Problem requirements:
Each line below should be reproduced without any alteration.

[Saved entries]
=====

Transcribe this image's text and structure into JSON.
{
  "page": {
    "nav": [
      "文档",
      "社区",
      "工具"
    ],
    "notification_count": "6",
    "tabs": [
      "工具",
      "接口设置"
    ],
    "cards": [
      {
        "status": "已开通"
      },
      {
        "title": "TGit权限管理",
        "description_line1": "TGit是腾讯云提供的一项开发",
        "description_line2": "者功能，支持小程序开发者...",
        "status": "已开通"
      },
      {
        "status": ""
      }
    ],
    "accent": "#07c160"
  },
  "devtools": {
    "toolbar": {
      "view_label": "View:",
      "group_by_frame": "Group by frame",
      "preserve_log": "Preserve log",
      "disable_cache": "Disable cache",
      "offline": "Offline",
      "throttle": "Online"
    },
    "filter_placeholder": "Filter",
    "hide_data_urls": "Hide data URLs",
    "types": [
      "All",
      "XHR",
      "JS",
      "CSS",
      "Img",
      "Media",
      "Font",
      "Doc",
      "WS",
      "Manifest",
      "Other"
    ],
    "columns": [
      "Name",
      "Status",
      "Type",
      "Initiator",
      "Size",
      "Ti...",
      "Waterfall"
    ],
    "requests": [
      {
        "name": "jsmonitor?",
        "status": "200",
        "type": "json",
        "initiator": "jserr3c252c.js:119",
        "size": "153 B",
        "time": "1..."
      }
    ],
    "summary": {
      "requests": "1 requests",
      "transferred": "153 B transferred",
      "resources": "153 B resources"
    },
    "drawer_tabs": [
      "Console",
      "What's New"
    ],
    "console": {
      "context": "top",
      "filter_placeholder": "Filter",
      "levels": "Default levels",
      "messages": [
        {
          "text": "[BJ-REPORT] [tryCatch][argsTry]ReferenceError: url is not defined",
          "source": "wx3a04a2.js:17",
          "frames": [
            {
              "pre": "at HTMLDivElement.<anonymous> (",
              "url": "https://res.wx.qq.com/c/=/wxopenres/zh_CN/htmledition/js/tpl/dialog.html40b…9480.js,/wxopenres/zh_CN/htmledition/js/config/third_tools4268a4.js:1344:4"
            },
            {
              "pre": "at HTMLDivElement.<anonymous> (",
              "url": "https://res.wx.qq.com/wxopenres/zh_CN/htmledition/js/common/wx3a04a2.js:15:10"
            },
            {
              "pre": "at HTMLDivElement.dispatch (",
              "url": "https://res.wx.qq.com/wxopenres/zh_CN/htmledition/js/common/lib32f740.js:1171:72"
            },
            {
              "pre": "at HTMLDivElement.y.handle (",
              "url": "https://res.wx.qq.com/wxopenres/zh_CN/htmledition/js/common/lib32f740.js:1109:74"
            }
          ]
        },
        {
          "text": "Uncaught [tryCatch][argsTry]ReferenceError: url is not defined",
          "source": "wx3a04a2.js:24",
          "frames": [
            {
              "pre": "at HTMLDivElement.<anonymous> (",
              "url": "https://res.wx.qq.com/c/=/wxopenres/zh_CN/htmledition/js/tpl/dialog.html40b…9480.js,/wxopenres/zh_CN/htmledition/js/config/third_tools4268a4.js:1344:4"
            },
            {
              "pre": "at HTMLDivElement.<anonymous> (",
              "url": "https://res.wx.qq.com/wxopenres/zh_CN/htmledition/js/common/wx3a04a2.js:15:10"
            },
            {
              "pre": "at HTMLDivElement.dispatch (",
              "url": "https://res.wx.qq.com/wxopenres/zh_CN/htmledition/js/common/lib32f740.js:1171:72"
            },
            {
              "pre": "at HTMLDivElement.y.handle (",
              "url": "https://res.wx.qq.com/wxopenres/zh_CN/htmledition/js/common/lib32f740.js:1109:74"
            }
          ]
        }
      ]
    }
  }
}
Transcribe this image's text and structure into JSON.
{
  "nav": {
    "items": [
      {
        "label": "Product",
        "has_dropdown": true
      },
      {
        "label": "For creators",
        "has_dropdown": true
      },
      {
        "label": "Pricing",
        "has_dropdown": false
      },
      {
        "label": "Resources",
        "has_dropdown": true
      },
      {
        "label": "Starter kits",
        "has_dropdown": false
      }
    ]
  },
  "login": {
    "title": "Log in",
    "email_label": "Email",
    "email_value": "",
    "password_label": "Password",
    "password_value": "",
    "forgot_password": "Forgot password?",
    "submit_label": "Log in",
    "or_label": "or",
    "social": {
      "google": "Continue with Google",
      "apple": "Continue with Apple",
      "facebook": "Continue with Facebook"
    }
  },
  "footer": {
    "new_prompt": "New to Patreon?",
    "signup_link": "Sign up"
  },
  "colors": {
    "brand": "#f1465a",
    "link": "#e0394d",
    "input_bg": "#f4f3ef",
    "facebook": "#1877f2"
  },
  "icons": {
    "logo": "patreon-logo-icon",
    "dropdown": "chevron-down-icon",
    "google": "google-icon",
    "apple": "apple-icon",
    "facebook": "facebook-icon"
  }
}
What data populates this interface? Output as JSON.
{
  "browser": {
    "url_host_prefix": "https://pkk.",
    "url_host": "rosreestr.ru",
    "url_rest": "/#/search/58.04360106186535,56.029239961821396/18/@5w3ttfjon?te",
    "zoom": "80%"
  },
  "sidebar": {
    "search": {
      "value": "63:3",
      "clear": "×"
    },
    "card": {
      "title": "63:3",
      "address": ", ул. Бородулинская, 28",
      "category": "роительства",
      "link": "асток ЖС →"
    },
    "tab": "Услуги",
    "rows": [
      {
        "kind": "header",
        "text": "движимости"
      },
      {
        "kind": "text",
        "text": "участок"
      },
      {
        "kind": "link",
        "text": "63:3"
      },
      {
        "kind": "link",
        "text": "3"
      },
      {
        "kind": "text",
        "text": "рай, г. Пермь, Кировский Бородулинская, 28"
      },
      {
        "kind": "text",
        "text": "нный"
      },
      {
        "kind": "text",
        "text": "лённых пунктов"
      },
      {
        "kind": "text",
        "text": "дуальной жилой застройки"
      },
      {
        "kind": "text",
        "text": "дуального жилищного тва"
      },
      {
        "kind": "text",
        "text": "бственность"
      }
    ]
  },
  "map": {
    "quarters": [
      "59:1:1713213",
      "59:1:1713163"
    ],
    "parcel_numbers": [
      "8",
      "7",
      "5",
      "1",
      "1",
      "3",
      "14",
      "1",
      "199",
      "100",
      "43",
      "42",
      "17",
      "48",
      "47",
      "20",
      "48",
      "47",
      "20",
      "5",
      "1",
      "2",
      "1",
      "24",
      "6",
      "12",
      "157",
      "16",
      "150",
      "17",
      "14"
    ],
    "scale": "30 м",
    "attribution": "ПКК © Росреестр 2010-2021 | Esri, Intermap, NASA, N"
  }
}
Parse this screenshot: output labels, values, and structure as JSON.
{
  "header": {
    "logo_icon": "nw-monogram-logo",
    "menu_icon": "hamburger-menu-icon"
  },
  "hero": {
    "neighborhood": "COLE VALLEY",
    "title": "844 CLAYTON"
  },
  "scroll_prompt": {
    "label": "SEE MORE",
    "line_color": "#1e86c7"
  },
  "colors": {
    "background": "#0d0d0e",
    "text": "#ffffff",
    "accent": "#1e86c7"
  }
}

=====

Written response:
Transcribe this image's text and structure into JSON.
{
  "page": {
    "nav": [
      "文档",
      "社区",
      "工具"
    ],
    "notification_count": "6",
    "tabs": [
      "工具",
      "接口设置"
    ],
    "cards": [
      {
        "status": "已开通"
      },
      {
        "title": "TGit权限管理",
        "description_line1": "TGit是腾讯云提供的一项开发",
        "description_line2": "者功能，支持小程序开发者...",
        "status": "已开通"
      },
      {
        "status": ""
      }
    ],
    "accent": "#07c160"
  },
  "devtools": {
    "toolbar": {
      "view_label": "View:",
      "group_by_frame": "Group by frame",
      "preserve_log": "Preserve log",
      "disable_cache": "Disable cache",
      "offline": "Offline",
      "throttle": "Online"
    },
    "filter_placeholder": "Filter",
    "hide_data_urls": "Hide data URLs",
    "types": [
      "All",
      "XHR",
      "JS",
      "CSS",
      "Img",
      "Media",
      "Font",
      "Doc",
      "WS",
      "Manifest",
      "Other"
    ],
    "columns": [
      "Name",
      "Status",
      "Type",
      "Initiator",
      "Size",
      "Ti...",
      "Waterfall"
    ],
    "requests": [
      {
        "name": "jsmonitor?",
        "status": "200",
        "type": "json",
        "initiator": "jserr3c252c.js:119",
        "size": "153 B",
        "time": "1..."
      }
    ],
    "summary": {
      "requests": "1 requests",
      "transferred": "153 B transferred",
      "resources": "153 B resources"
    },
    "drawer_tabs": [
      "Console",
      "What's New"
    ],
    "console": {
      "context": "top",
      "filter_placeholder": "Filter",
      "levels": "Default levels",
      "messages": [
        {
          "text": "[BJ-REPORT] [tryCatch][argsTry]ReferenceError: url is not defined",
          "source": "wx3a04a2.js:17",
          "frames": [
            {
              "pre": "at HTMLDivElement.<anonymous> (",
              "url": "https://res.wx.qq.com/c/=/wxopenres/zh_CN/htmledition/js/tpl/dialog.html40b…9480.js,/wxopenres/zh_CN/htmledition/js/config/third_tools4268a4.js:1344:4"
            },
            {
              "pre": "at HTMLDivElement.<anonymous> (",
              "url": "https://res.wx.qq.com/wxopenres/zh_CN/htmledition/js/common/wx3a04a2.js:15:10"
            },
            {
              "pre": "at HTMLDivElement.dispatch (",
              "url": "https://res.wx.qq.com/wxopenres/zh_CN/htmledition/js/common/lib32f740.js:1171:72"
            },
            {
              "pre": "at HTMLDivElement.y.handle (",
              "url": "https://res.wx.qq.com/wxopenres/zh_CN/htmledition/js/common/lib32f740.js:1109:74"
            }
          ]
        },
        {
          "text": "Uncaught [tryCatch][argsTry]ReferenceError: url is not defined",
          "source": "wx3a04a2.js:24",
          "frames": [
            {
              "pre": "at HTMLDivElement.<anonymous> (",
              "url": "https://res.wx.qq.com/c/=/wxopenres/zh_CN/htmledition/js/tpl/dialog.html40b…9480.js,/wxopenres/zh_CN/htmledition/js/config/third_tools4268a4.js:1344:4"
            },
            {
              "pre": "at HTMLDivElement.<anonymous> (",
              "url": "https://res.wx.qq.com/wxopenres/zh_CN/htmledition/js/common/wx3a04a2.js:15:10"
            },
            {
              "pre": "at HTMLDivElement.dispatch (",
              "url": "https://res.wx.qq.com/wxopenres/zh_CN/htmledition/js/common/lib32f740.js:1171:72"
            },
            {
              "pre": "at HTMLDivElement.y.handle (",
              "url": "https://res.wx.qq.com/wxopenres/zh_CN/htmledition/js/common/lib32f740.js:1109:74"
            }
          ]
        }
      ]
    }
  }
}
Transcribe this image's text and structure into JSON.
{
  "nav": {
    "items": [
      {
        "label": "Product",
        "has_dropdown": true
      },
      {
        "label": "For creators",
        "has_dropdown": true
      },
      {
        "label": "Pricing",
        "has_dropdown": false
      },
      {
        "label": "Resources",
        "has_dropdown": true
      },
      {
        "label": "Starter kits",
        "has_dropdown": false
      }
    ]
  },
  "login": {
    "title": "Log in",
    "email_label": "Email",
    "email_value": "",
    "password_label": "Password",
    "password_value": "",
    "forgot_password": "Forgot password?",
    "submit_label": "Log in",
    "or_label": "or",
    "social": {
      "google": "Continue with Google",
      "apple": "Continue with Apple",
      "facebook": "Continue with Facebook"
    }
  },
  "footer": {
    "new_prompt": "New to Patreon?",
    "signup_link": "Sign up"
  },
  "colors": {
    "brand": "#f1465a",
    "link": "#e0394d",
    "input_bg": "#f4f3ef",
    "facebook": "#1877f2"
  },
  "icons": {
    "logo": "patreon-logo-icon",
    "dropdown": "chevron-down-icon",
    "google": "google-icon",
    "apple": "apple-icon",
    "facebook": "facebook-icon"
  }
}
What data populates this interface? Output as JSON.
{
  "browser": {
    "url_host_prefix": "https://pkk.",
    "url_host": "rosreestr.ru",
    "url_rest": "/#/search/58.04360106186535,56.029239961821396/18/@5w3ttfjon?te",
    "zoom": "80%"
  },
  "sidebar": {
    "search": {
      "value": "63:3",
      "clear": "×"
    },
    "card": {
      "title": "63:3",
      "address": ", ул. Бородулинская, 28",
      "category": "роительства",
      "link": "асток ЖС →"
    },
    "tab": "Услуги",
    "rows": [
      {
        "kind": "header",
        "text": "движимости"
      },
      {
        "kind": "text",
        "text": "участок"
      },
      {
        "kind": "link",
        "text": "63:3"
      },
      {
        "kind": "link",
        "text": "3"
      },
      {
        "kind": "text",
        "text": "рай, г. Пермь, Кировский Бородулинская, 28"
      },
      {
        "kind": "text",
        "text": "нный"
      },
      {
        "kind": "text",
        "text": "лённых пунктов"
      },
      {
        "kind": "text",
        "text": "дуальной жилой застройки"
      },
      {
        "kind": "text",
        "text": "дуального жилищного тва"
      },
      {
        "kind": "text",
        "text": "бственность"
      }
    ]
  },
  "map": {
    "quarters": [
      "59:1:1713213",
      "59:1:1713163"
    ],
    "parcel_numbers": [
      "8",
      "7",
      "5",
      "1",
      "1",
      "3",
      "14",
      "1",
      "199",
      "100",
      "43",
      "42",
      "17",
      "48",
      "47",
      "20",
      "48",
      "47",
      "20",
      "5",
      "1",
      "2",
      "1",
      "24",
      "6",
      "12",
      "157",
      "16",
      "150",
      "17",
      "14"
    ],
    "scale": "30 м",
    "attribution": "ПКК © Росреестр 2010-2021 | Esri, Intermap, NASA, N"
  }
}
Parse this screenshot: output labels, values, and structure as JSON.
{
  "header": {
    "logo_icon": "nw-monogram-logo",
    "menu_icon": "hamburger-menu-icon"
  },
  "hero": {
    "neighborhood": "COLE VALLEY",
    "title": "844 CLAYTON"
  },
  "scroll_prompt": {
    "label": "SEE MORE",
    "line_color": "#1e86c7"
  },
  "colors": {
    "background": "#0d0d0e",
    "text": "#ffffff",
    "accent": "#1e86c7"
  }
}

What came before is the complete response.